## PROBLEM REQUIREMENTS
Output every entry exactly, without any pictures.

## RECORDED DATA
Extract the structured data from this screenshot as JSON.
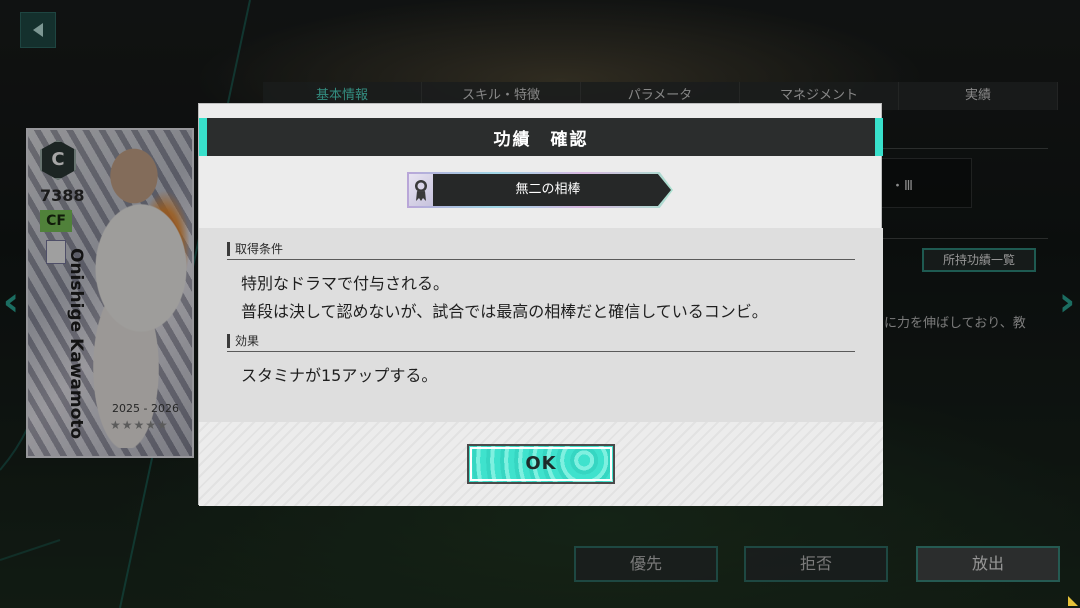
{
  "background": {
    "tabs": [
      "基本情報",
      "スキル・特徴",
      "パラメータ",
      "マネジメント",
      "実績"
    ],
    "active_tab_index": 0,
    "right_panel_text": "・Ⅲ",
    "medal_list_button": "所持功績一覧",
    "description_fragment": "に力を伸ばしており、教",
    "bottom_buttons": {
      "priority": "優先",
      "reject": "拒否",
      "release": "放出"
    }
  },
  "player_card": {
    "rank": "C",
    "rating": "7388",
    "position": "CF",
    "name": "Onishige Kawamoto",
    "season": "2025 - 2026",
    "stars": "★★★★★",
    "stars_filled": 0,
    "stars_total": 5
  },
  "dialog": {
    "title": "功績　確認",
    "medal_name": "無二の相棒",
    "acquisition_label": "取得条件",
    "acquisition_lines": [
      "特別なドラマで付与される。",
      "普段は決して認めないが、試合では最高の相棒だと確信しているコンビ。"
    ],
    "effect_label": "効果",
    "effect_lines": [
      "スタミナが15アップする。"
    ],
    "ok_label": "OK"
  },
  "colors": {
    "accent": "#38e0cb",
    "header_bg": "#2b2d2d",
    "dialog_bg": "#ececec"
  }
}
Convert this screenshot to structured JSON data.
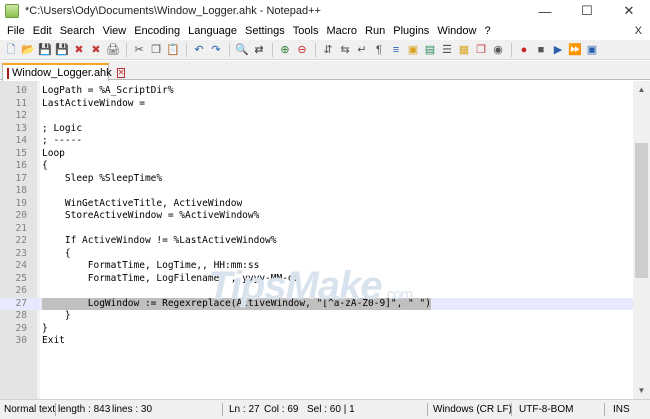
{
  "window": {
    "title": "*C:\\Users\\Ody\\Documents\\Window_Logger.ahk - Notepad++",
    "minimize_glyph": "—",
    "maximize_glyph": "☐",
    "close_glyph": "✕"
  },
  "menu": {
    "items": [
      "File",
      "Edit",
      "Search",
      "View",
      "Encoding",
      "Language",
      "Settings",
      "Tools",
      "Macro",
      "Run",
      "Plugins",
      "Window",
      "?"
    ],
    "close_label": "X"
  },
  "toolbar": {
    "icons": [
      {
        "name": "new-file-icon",
        "glyph": "🗋",
        "color": "#4a7fc1"
      },
      {
        "name": "open-file-icon",
        "glyph": "📂",
        "color": "#d9a521"
      },
      {
        "name": "save-icon",
        "glyph": "💾",
        "color": "#2a5fae"
      },
      {
        "name": "save-all-icon",
        "glyph": "💾",
        "color": "#2a5fae"
      },
      {
        "name": "close-file-icon",
        "glyph": "✖",
        "color": "#c43b3b"
      },
      {
        "name": "close-all-icon",
        "glyph": "✖",
        "color": "#c43b3b"
      },
      {
        "name": "print-icon",
        "glyph": "🖨",
        "color": "#555555"
      },
      {
        "sep": true
      },
      {
        "name": "cut-icon",
        "glyph": "✂",
        "color": "#555555"
      },
      {
        "name": "copy-icon",
        "glyph": "❐",
        "color": "#555555"
      },
      {
        "name": "paste-icon",
        "glyph": "📋",
        "color": "#8a6a2a"
      },
      {
        "sep": true
      },
      {
        "name": "undo-icon",
        "glyph": "↶",
        "color": "#1f5fb0"
      },
      {
        "name": "redo-icon",
        "glyph": "↷",
        "color": "#1f5fb0"
      },
      {
        "sep": true
      },
      {
        "name": "find-icon",
        "glyph": "🔍",
        "color": "#333333"
      },
      {
        "name": "replace-icon",
        "glyph": "⇄",
        "color": "#333333"
      },
      {
        "sep": true
      },
      {
        "name": "zoom-in-icon",
        "glyph": "⊕",
        "color": "#2e7d32"
      },
      {
        "name": "zoom-out-icon",
        "glyph": "⊖",
        "color": "#c62828"
      },
      {
        "sep": true
      },
      {
        "name": "sync-vertical-icon",
        "glyph": "⇵",
        "color": "#555555"
      },
      {
        "name": "sync-horizontal-icon",
        "glyph": "⇆",
        "color": "#555555"
      },
      {
        "name": "word-wrap-icon",
        "glyph": "↵",
        "color": "#555555"
      },
      {
        "name": "show-all-chars-icon",
        "glyph": "¶",
        "color": "#555555"
      },
      {
        "name": "indent-guide-icon",
        "glyph": "≡",
        "color": "#2a5fae"
      },
      {
        "name": "user-language-icon",
        "glyph": "▣",
        "color": "#d9a521"
      },
      {
        "name": "document-map-icon",
        "glyph": "▤",
        "color": "#2a8a5a"
      },
      {
        "name": "function-list-icon",
        "glyph": "☰",
        "color": "#555555"
      },
      {
        "name": "folder-as-workspace-icon",
        "glyph": "▦",
        "color": "#d9a521"
      },
      {
        "name": "document-list-icon",
        "glyph": "❐",
        "color": "#c43b3b"
      },
      {
        "name": "monitoring-icon",
        "glyph": "◉",
        "color": "#555555"
      },
      {
        "sep": true
      },
      {
        "name": "record-macro-icon",
        "glyph": "●",
        "color": "#c62828"
      },
      {
        "name": "stop-recording-icon",
        "glyph": "■",
        "color": "#555555"
      },
      {
        "name": "playback-macro-icon",
        "glyph": "▶",
        "color": "#2a5fae"
      },
      {
        "name": "run-macro-multiple-icon",
        "glyph": "⏩",
        "color": "#2a5fae"
      },
      {
        "name": "save-macro-icon",
        "glyph": "▣",
        "color": "#2a5fae"
      }
    ]
  },
  "tab": {
    "label": "Window_Logger.ahk",
    "close_glyph": "✕"
  },
  "editor": {
    "lines": [
      {
        "n": "10",
        "t": "LogPath = %A_ScriptDir%"
      },
      {
        "n": "11",
        "t": "LastActiveWindow ="
      },
      {
        "n": "12",
        "t": ""
      },
      {
        "n": "13",
        "t": "; Logic"
      },
      {
        "n": "14",
        "t": "; -----"
      },
      {
        "n": "15",
        "t": "Loop"
      },
      {
        "n": "16",
        "t": "{"
      },
      {
        "n": "17",
        "t": "    Sleep %SleepTime%"
      },
      {
        "n": "18",
        "t": ""
      },
      {
        "n": "19",
        "t": "    WinGetActiveTitle, ActiveWindow"
      },
      {
        "n": "20",
        "t": "    StoreActiveWindow = %ActiveWindow%"
      },
      {
        "n": "21",
        "t": ""
      },
      {
        "n": "22",
        "t": "    If ActiveWindow != %LastActiveWindow%"
      },
      {
        "n": "23",
        "t": "    {"
      },
      {
        "n": "24",
        "t": "        FormatTime, LogTime,, HH:mm:ss"
      },
      {
        "n": "25",
        "t": "        FormatTime, LogFilename, , yyyy-MM-dd"
      },
      {
        "n": "26",
        "t": ""
      },
      {
        "n": "27",
        "t": "        LogWindow := Regexreplace(ActiveWindow, \"[^a-zA-Z0-9]\", \" \")",
        "current": true
      },
      {
        "n": "28",
        "t": "    }"
      },
      {
        "n": "29",
        "t": "}"
      },
      {
        "n": "30",
        "t": "Exit"
      }
    ]
  },
  "watermark": {
    "text": "TipsMake",
    "tld": ".com"
  },
  "status": {
    "file_type": "Normal text",
    "length": "length : 843",
    "lines": "lines : 30",
    "ln": "Ln : 27",
    "col": "Col : 69",
    "sel": "Sel : 60 | 1",
    "eol": "Windows (CR LF)",
    "encoding": "UTF-8-BOM",
    "mode": "INS"
  }
}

## RESPONSE BELOW
Extract the structured data from this screenshot as JSON.
{
  "background": {
    "tabs": [
      "基本情報",
      "スキル・特徴",
      "パラメータ",
      "マネジメント",
      "実績"
    ],
    "active_tab_index": 0,
    "right_panel_text": "・Ⅲ",
    "medal_list_button": "所持功績一覧",
    "description_fragment": "に力を伸ばしており、教",
    "bottom_buttons": {
      "priority": "優先",
      "reject": "拒否",
      "release": "放出"
    }
  },
  "player_card": {
    "rank": "C",
    "rating": "7388",
    "position": "CF",
    "name": "Onishige Kawamoto",
    "season": "2025 - 2026",
    "stars": "★★★★★",
    "stars_filled": 0,
    "stars_total": 5
  },
  "dialog": {
    "title": "功績　確認",
    "medal_name": "無二の相棒",
    "acquisition_label": "取得条件",
    "acquisition_lines": [
      "特別なドラマで付与される。",
      "普段は決して認めないが、試合では最高の相棒だと確信しているコンビ。"
    ],
    "effect_label": "効果",
    "effect_lines": [
      "スタミナが15アップする。"
    ],
    "ok_label": "OK"
  },
  "colors": {
    "accent": "#38e0cb",
    "header_bg": "#2b2d2d",
    "dialog_bg": "#ececec"
  }
}
Convert this screenshot to structured JSON data.
{
  "window": {
    "title": "*C:\\Users\\Ody\\Documents\\Window_Logger.ahk - Notepad++",
    "minimize_glyph": "—",
    "maximize_glyph": "☐",
    "close_glyph": "✕"
  },
  "menu": {
    "items": [
      "File",
      "Edit",
      "Search",
      "View",
      "Encoding",
      "Language",
      "Settings",
      "Tools",
      "Macro",
      "Run",
      "Plugins",
      "Window",
      "?"
    ],
    "close_label": "X"
  },
  "toolbar": {
    "icons": [
      {
        "name": "new-file-icon",
        "glyph": "🗋",
        "color": "#4a7fc1"
      },
      {
        "name": "open-file-icon",
        "glyph": "📂",
        "color": "#d9a521"
      },
      {
        "name": "save-icon",
        "glyph": "💾",
        "color": "#2a5fae"
      },
      {
        "name": "save-all-icon",
        "glyph": "💾",
        "color": "#2a5fae"
      },
      {
        "name": "close-file-icon",
        "glyph": "✖",
        "color": "#c43b3b"
      },
      {
        "name": "close-all-icon",
        "glyph": "✖",
        "color": "#c43b3b"
      },
      {
        "name": "print-icon",
        "glyph": "🖨",
        "color": "#555555"
      },
      {
        "sep": true
      },
      {
        "name": "cut-icon",
        "glyph": "✂",
        "color": "#555555"
      },
      {
        "name": "copy-icon",
        "glyph": "❐",
        "color": "#555555"
      },
      {
        "name": "paste-icon",
        "glyph": "📋",
        "color": "#8a6a2a"
      },
      {
        "sep": true
      },
      {
        "name": "undo-icon",
        "glyph": "↶",
        "color": "#1f5fb0"
      },
      {
        "name": "redo-icon",
        "glyph": "↷",
        "color": "#1f5fb0"
      },
      {
        "sep": true
      },
      {
        "name": "find-icon",
        "glyph": "🔍",
        "color": "#333333"
      },
      {
        "name": "replace-icon",
        "glyph": "⇄",
        "color": "#333333"
      },
      {
        "sep": true
      },
      {
        "name": "zoom-in-icon",
        "glyph": "⊕",
        "color": "#2e7d32"
      },
      {
        "name": "zoom-out-icon",
        "glyph": "⊖",
        "color": "#c62828"
      },
      {
        "sep": true
      },
      {
        "name": "sync-vertical-icon",
        "glyph": "⇵",
        "color": "#555555"
      },
      {
        "name": "sync-horizontal-icon",
        "glyph": "⇆",
        "color": "#555555"
      },
      {
        "name": "word-wrap-icon",
        "glyph": "↵",
        "color": "#555555"
      },
      {
        "name": "show-all-chars-icon",
        "glyph": "¶",
        "color": "#555555"
      },
      {
        "name": "indent-guide-icon",
        "glyph": "≡",
        "color": "#2a5fae"
      },
      {
        "name": "user-language-icon",
        "glyph": "▣",
        "color": "#d9a521"
      },
      {
        "name": "document-map-icon",
        "glyph": "▤",
        "color": "#2a8a5a"
      },
      {
        "name": "function-list-icon",
        "glyph": "☰",
        "color": "#555555"
      },
      {
        "name": "folder-as-workspace-icon",
        "glyph": "▦",
        "color": "#d9a521"
      },
      {
        "name": "document-list-icon",
        "glyph": "❐",
        "color": "#c43b3b"
      },
      {
        "name": "monitoring-icon",
        "glyph": "◉",
        "color": "#555555"
      },
      {
        "sep": true
      },
      {
        "name": "record-macro-icon",
        "glyph": "●",
        "color": "#c62828"
      },
      {
        "name": "stop-recording-icon",
        "glyph": "■",
        "color": "#555555"
      },
      {
        "name": "playback-macro-icon",
        "glyph": "▶",
        "color": "#2a5fae"
      },
      {
        "name": "run-macro-multiple-icon",
        "glyph": "⏩",
        "color": "#2a5fae"
      },
      {
        "name": "save-macro-icon",
        "glyph": "▣",
        "color": "#2a5fae"
      }
    ]
  },
  "tab": {
    "label": "Window_Logger.ahk",
    "close_glyph": "✕"
  },
  "editor": {
    "lines": [
      {
        "n": "10",
        "t": "LogPath = %A_ScriptDir%"
      },
      {
        "n": "11",
        "t": "LastActiveWindow ="
      },
      {
        "n": "12",
        "t": ""
      },
      {
        "n": "13",
        "t": "; Logic"
      },
      {
        "n": "14",
        "t": "; -----"
      },
      {
        "n": "15",
        "t": "Loop"
      },
      {
        "n": "16",
        "t": "{"
      },
      {
        "n": "17",
        "t": "    Sleep %SleepTime%"
      },
      {
        "n": "18",
        "t": ""
      },
      {
        "n": "19",
        "t": "    WinGetActiveTitle, ActiveWindow"
      },
      {
        "n": "20",
        "t": "    StoreActiveWindow = %ActiveWindow%"
      },
      {
        "n": "21",
        "t": ""
      },
      {
        "n": "22",
        "t": "    If ActiveWindow != %LastActiveWindow%"
      },
      {
        "n": "23",
        "t": "    {"
      },
      {
        "n": "24",
        "t": "        FormatTime, LogTime,, HH:mm:ss"
      },
      {
        "n": "25",
        "t": "        FormatTime, LogFilename, , yyyy-MM-dd"
      },
      {
        "n": "26",
        "t": ""
      },
      {
        "n": "27",
        "t": "        LogWindow := Regexreplace(ActiveWindow, \"[^a-zA-Z0-9]\", \" \")",
        "current": true
      },
      {
        "n": "28",
        "t": "    }"
      },
      {
        "n": "29",
        "t": "}"
      },
      {
        "n": "30",
        "t": "Exit"
      }
    ]
  },
  "watermark": {
    "text": "TipsMake",
    "tld": ".com"
  },
  "status": {
    "file_type": "Normal text",
    "length": "length : 843",
    "lines": "lines : 30",
    "ln": "Ln : 27",
    "col": "Col : 69",
    "sel": "Sel : 60 | 1",
    "eol": "Windows (CR LF)",
    "encoding": "UTF-8-BOM",
    "mode": "INS"
  }
}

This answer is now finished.